What you are asked to do — Look through the listing below and report the lines that have the word "arrow" in them.
=== Section Start ===
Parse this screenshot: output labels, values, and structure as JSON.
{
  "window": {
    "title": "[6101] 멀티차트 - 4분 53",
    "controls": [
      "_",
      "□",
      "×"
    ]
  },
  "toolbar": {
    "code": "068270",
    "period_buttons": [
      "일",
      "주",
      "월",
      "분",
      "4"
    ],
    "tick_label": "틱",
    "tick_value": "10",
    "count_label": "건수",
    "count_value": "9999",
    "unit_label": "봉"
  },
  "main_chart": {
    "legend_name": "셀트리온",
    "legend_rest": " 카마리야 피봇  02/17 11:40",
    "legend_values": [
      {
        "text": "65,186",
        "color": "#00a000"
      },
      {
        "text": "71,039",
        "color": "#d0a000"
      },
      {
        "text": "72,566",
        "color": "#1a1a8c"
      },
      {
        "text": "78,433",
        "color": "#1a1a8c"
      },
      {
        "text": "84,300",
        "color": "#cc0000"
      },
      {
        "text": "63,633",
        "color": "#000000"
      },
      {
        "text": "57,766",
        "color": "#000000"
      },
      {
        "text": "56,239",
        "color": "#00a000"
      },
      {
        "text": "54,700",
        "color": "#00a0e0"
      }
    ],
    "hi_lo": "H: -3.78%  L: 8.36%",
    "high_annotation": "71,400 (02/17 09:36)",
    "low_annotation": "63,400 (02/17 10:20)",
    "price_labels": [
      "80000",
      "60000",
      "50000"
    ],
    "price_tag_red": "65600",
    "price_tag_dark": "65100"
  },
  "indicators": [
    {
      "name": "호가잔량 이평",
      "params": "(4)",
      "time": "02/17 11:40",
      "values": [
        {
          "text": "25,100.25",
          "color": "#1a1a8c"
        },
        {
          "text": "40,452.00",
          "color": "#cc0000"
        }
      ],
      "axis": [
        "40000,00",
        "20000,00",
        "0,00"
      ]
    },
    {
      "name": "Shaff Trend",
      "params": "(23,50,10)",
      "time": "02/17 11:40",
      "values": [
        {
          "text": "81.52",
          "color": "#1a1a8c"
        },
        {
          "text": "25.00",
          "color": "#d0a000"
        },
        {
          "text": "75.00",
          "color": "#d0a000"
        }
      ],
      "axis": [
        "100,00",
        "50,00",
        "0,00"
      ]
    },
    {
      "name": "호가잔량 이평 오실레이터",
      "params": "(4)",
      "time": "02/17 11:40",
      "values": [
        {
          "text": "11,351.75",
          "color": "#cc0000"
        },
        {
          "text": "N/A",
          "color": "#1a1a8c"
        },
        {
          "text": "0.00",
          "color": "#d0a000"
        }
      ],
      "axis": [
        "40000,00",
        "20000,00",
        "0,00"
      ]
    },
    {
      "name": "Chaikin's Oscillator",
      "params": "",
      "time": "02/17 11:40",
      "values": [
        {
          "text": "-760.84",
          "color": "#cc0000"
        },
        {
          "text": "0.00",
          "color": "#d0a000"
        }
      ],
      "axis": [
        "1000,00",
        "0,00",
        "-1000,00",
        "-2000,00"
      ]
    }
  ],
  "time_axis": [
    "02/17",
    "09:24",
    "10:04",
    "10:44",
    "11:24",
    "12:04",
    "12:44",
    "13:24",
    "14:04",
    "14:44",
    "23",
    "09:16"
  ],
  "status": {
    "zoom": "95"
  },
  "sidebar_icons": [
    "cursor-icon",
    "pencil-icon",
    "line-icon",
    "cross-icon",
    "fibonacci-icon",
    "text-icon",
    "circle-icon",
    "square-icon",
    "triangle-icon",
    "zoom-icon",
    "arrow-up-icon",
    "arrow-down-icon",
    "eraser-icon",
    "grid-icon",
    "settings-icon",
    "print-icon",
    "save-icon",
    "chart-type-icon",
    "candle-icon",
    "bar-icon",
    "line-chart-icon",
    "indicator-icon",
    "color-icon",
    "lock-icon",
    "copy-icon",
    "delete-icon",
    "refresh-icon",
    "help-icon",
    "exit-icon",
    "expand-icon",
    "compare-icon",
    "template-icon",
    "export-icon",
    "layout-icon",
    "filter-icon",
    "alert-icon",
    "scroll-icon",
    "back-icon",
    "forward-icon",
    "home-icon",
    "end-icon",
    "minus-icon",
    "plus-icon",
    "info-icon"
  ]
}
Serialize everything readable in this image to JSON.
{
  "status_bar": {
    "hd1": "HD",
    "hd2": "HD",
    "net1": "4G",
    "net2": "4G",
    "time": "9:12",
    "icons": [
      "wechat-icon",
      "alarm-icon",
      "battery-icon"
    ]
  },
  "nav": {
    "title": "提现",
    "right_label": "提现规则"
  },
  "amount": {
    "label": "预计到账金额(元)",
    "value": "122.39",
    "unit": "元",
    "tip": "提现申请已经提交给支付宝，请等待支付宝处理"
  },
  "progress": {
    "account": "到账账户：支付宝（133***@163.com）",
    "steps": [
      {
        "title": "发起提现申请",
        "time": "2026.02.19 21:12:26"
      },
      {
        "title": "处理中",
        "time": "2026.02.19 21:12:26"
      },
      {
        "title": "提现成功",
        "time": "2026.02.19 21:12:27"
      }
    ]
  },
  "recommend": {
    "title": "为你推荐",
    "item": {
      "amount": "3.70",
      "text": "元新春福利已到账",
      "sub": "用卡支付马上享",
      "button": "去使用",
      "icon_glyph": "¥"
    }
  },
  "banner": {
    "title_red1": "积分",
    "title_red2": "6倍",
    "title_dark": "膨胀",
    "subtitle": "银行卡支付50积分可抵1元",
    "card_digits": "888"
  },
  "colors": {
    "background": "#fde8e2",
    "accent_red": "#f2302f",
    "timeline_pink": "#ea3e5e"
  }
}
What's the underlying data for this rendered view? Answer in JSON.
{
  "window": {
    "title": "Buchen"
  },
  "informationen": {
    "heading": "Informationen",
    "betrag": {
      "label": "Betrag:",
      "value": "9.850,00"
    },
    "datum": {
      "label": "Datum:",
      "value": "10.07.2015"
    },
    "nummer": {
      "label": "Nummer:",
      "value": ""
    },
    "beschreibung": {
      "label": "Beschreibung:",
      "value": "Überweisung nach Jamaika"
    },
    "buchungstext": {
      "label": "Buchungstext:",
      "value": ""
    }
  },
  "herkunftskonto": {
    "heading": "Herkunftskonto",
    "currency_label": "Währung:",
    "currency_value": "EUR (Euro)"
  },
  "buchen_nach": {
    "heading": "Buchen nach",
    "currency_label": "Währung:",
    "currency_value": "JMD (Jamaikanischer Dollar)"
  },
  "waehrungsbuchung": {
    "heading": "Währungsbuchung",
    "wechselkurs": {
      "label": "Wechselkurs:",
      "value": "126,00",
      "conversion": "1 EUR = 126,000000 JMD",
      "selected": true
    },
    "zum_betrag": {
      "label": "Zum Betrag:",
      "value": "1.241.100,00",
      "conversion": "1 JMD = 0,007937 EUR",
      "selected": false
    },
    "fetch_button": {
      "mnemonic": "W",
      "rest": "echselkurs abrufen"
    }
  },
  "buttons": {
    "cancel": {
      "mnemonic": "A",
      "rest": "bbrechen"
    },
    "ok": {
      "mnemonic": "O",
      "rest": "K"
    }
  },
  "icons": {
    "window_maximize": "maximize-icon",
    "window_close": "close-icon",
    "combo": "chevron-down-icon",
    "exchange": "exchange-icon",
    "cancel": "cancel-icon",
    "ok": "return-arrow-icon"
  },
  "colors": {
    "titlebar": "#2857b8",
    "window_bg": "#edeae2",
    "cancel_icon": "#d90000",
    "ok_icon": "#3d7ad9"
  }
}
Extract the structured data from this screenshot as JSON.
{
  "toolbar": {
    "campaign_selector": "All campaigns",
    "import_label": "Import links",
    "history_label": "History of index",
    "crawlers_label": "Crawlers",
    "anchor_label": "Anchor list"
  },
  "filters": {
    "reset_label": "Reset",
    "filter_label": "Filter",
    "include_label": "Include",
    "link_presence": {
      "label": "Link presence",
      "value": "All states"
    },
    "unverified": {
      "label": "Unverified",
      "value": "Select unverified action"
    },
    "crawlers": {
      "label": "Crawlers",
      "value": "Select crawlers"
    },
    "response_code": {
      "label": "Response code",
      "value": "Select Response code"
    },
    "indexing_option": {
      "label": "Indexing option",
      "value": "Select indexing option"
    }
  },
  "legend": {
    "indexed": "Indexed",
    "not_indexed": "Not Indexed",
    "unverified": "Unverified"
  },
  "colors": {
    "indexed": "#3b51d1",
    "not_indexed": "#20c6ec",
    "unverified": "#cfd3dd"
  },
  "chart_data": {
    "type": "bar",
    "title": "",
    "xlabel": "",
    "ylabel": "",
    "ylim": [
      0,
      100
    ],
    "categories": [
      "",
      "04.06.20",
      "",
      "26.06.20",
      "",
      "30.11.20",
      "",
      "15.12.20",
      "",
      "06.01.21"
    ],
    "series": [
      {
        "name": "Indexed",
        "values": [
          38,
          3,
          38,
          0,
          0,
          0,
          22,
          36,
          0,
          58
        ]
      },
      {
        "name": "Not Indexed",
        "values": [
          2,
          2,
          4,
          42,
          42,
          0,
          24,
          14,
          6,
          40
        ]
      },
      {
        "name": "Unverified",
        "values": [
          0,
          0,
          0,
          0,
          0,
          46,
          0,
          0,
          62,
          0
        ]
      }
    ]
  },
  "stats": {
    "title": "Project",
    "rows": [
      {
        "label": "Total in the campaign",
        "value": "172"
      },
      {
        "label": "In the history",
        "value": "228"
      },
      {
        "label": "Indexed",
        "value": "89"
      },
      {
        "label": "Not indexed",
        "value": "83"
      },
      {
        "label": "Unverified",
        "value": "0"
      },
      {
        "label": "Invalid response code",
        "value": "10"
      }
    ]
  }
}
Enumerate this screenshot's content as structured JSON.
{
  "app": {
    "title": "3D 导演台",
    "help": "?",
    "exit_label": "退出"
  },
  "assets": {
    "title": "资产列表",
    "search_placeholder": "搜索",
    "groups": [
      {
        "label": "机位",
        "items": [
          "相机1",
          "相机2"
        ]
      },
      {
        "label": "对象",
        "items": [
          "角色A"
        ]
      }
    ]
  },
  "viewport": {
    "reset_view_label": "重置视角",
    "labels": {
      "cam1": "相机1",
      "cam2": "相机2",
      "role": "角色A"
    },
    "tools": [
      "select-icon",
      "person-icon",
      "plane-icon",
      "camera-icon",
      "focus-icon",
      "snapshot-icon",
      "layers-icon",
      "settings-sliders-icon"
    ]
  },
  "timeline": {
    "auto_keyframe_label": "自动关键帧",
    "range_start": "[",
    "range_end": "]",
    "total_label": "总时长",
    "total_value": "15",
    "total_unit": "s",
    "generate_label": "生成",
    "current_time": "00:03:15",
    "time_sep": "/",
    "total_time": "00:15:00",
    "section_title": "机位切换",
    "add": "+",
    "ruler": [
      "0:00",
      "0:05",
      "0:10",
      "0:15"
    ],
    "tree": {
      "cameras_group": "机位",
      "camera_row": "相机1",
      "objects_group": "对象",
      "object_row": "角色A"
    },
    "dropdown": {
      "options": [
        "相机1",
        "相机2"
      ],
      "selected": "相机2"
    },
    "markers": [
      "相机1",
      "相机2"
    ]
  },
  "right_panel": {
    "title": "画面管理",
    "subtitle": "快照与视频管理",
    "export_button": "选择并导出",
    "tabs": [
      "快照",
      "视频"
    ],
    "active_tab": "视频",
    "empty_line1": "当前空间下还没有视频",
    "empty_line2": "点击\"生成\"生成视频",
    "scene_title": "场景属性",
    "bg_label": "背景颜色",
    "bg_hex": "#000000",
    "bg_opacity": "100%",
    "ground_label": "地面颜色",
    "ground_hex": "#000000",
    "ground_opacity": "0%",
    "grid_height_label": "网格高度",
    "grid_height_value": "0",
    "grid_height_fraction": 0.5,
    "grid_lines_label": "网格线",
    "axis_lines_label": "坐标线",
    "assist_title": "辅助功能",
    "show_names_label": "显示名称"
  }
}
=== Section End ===
Solution for this problem —
    "arrow-up-icon",
    "arrow-down-icon",
    "ok": "return-arrow-icon"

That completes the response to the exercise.